• AIM OF THE EXERCISE
Gather each line of the entries below that includes "message".

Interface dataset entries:

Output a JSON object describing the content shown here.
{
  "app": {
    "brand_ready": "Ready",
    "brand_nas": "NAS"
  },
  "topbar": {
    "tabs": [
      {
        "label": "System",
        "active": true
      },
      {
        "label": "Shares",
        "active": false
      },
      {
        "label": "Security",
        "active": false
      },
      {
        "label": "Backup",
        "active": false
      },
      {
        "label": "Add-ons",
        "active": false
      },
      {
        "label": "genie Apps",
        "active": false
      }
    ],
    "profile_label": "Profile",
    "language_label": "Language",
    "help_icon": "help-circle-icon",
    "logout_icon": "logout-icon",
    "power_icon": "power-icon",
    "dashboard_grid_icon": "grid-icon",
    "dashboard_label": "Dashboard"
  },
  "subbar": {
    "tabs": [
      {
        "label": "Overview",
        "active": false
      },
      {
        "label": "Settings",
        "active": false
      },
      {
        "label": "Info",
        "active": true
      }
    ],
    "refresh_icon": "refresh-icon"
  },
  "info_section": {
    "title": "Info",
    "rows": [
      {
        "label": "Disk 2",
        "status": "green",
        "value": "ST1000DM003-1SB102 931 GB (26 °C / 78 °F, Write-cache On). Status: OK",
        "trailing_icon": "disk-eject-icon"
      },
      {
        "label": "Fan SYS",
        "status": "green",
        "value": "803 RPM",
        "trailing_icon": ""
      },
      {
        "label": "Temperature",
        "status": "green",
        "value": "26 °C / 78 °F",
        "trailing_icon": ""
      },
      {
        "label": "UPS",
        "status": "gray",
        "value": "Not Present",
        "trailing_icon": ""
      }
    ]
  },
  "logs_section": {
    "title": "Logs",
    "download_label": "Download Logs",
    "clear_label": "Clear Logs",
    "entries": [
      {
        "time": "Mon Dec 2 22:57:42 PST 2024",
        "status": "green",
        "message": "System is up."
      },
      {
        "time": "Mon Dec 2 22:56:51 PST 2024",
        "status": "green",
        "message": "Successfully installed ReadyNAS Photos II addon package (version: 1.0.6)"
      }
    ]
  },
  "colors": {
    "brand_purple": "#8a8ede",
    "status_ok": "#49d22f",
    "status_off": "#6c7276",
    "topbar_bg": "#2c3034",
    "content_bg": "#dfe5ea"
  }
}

• ANSWER TO THIS PROBLEM
        "message": "System is up."
        "message": "Successfully installed ReadyNAS Photos II addon package (version: 1.0.6)"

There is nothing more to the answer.